Element data from apps and pages:
◆ ◆ ◆ ◆ ◆ ◆ ◆

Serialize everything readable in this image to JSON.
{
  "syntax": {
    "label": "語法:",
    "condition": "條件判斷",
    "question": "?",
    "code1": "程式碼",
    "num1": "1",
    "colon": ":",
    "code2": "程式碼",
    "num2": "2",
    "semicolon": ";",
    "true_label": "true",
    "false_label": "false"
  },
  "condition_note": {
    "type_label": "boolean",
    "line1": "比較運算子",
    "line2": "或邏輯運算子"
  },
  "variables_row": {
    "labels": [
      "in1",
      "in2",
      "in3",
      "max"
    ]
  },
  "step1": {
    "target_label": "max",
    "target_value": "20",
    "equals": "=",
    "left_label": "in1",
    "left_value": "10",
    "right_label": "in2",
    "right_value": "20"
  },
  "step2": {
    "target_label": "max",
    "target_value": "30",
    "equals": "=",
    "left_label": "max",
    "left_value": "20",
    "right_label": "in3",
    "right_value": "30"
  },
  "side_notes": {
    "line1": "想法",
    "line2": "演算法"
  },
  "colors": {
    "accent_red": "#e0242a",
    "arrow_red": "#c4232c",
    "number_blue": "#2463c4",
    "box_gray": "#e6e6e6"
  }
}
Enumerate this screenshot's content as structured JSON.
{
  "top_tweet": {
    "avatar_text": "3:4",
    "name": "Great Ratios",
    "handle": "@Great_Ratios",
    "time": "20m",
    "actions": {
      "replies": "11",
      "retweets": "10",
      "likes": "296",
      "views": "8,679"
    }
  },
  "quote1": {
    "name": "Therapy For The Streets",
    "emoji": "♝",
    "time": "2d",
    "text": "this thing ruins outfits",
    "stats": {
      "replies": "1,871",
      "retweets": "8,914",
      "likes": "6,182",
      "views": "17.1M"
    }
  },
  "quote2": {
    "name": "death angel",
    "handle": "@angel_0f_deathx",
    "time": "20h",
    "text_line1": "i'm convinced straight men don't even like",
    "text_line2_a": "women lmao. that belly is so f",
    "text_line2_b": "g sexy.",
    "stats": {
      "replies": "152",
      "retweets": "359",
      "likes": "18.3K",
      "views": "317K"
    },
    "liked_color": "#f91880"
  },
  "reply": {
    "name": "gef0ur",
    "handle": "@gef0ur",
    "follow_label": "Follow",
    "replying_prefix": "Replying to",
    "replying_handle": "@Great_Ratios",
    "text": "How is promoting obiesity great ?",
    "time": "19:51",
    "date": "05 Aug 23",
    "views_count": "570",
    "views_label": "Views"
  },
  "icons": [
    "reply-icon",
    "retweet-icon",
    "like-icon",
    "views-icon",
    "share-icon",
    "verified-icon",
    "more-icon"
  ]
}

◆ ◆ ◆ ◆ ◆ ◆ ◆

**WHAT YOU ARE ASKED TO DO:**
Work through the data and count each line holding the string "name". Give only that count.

**EXERCISE ANSWER:**
4